*WHAT THIS TASK INVOLVES*
Count the lines below holding "Domyślny" and answer with that number only.

*App and web page records*
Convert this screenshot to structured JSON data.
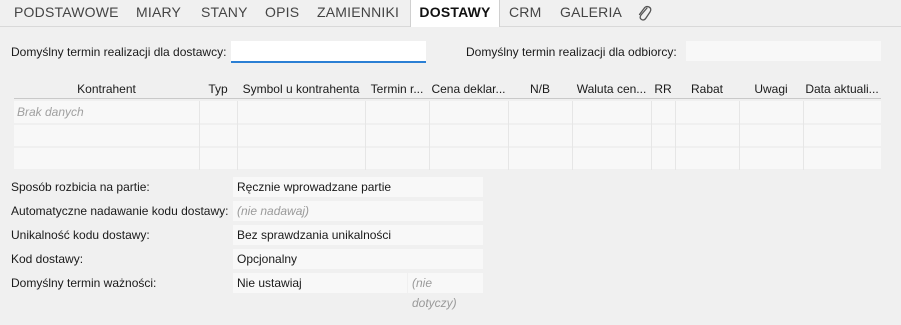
{
  "tabs": [
    {
      "label": "PODSTAWOWE"
    },
    {
      "label": "MIARY"
    },
    {
      "label": "STANY"
    },
    {
      "label": "OPIS"
    },
    {
      "label": "ZAMIENNIKI"
    },
    {
      "label": "DOSTAWY"
    },
    {
      "label": "CRM"
    },
    {
      "label": "GALERIA"
    }
  ],
  "attachment_icon": "paperclip-icon",
  "top_fields": {
    "supplier_term_label": "Domyślny termin realizacji dla dostawcy:",
    "supplier_term_value": "",
    "customer_term_label": "Domyślny termin realizacji dla odbiorcy:",
    "customer_term_value": ""
  },
  "grid": {
    "columns": [
      "Kontrahent",
      "Typ",
      "Symbol u kontrahenta",
      "Termin r...",
      "Cena deklar...",
      "N/B",
      "Waluta cen...",
      "RR",
      "Rabat",
      "Uwagi",
      "Data aktuali..."
    ],
    "empty_text": "Brak danych"
  },
  "form": {
    "split_label": "Sposób rozbicia na partie:",
    "split_value": "Ręcznie wprowadzane partie",
    "autocode_label": "Automatyczne nadawanie kodu dostawy:",
    "autocode_value": "(nie nadawaj)",
    "unique_label": "Unikalność kodu dostawy:",
    "unique_value": "Bez sprawdzania unikalności",
    "code_label": "Kod dostawy:",
    "code_value": "Opcjonalny",
    "expiry_label": "Domyślny termin ważności:",
    "expiry_value": "Nie ustawiaj",
    "expiry_extra": "(nie dotyczy)"
  },
  "colors": {
    "accent": "#2b7fd4",
    "background": "#f0f0f0",
    "field": "#f8f8f8"
  }
}
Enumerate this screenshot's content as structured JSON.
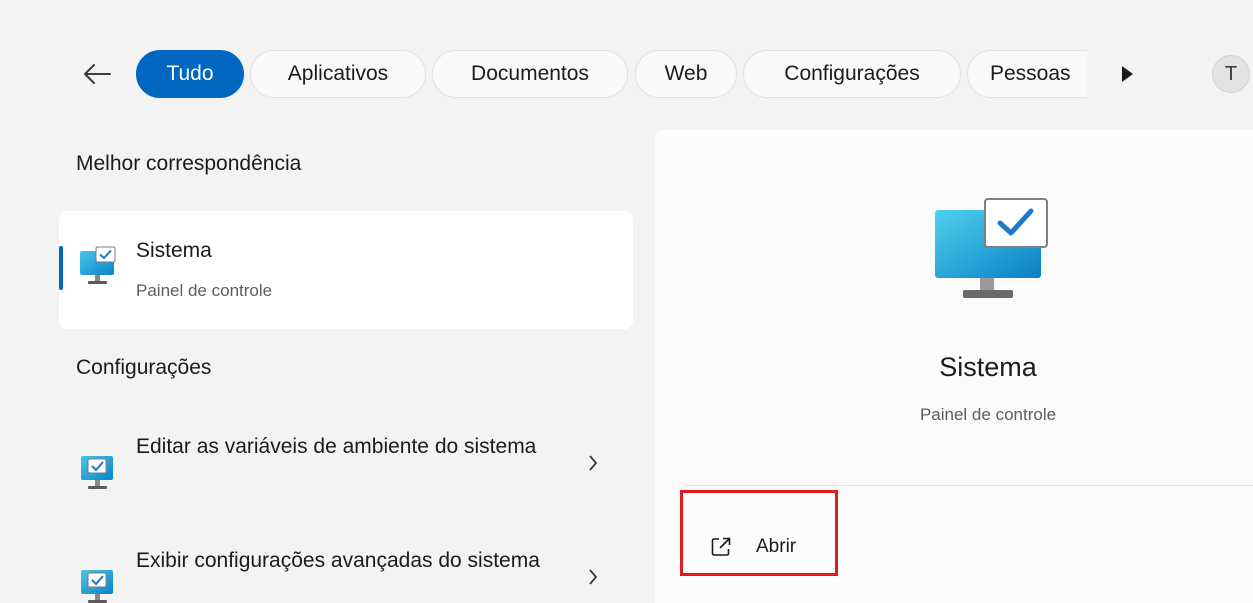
{
  "filters": {
    "back_icon": "arrow-left-icon",
    "tabs": [
      {
        "label": "Tudo",
        "active": true
      },
      {
        "label": "Aplicativos",
        "active": false
      },
      {
        "label": "Documentos",
        "active": false
      },
      {
        "label": "Web",
        "active": false
      },
      {
        "label": "Configurações",
        "active": false
      },
      {
        "label": "Pessoas",
        "active": false
      }
    ],
    "more_icon": "play-triangle-icon",
    "avatar_initial": "T"
  },
  "best_match": {
    "section_title": "Melhor correspondência",
    "name": "Sistema",
    "subtitle": "Painel de controle",
    "icon": "monitor-check-icon"
  },
  "settings": {
    "section_title": "Configurações",
    "items": [
      {
        "label": "Editar as variáveis de ambiente do sistema",
        "icon": "monitor-check-icon"
      },
      {
        "label": "Exibir configurações avançadas do sistema",
        "icon": "monitor-check-icon"
      }
    ]
  },
  "detail": {
    "name": "Sistema",
    "subtitle": "Painel de controle",
    "icon": "monitor-check-icon",
    "actions": [
      {
        "label": "Abrir",
        "icon": "open-external-icon"
      }
    ]
  },
  "colors": {
    "accent": "#0067c0",
    "highlight": "#e01b1b"
  }
}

*TASK SOLUTION*
3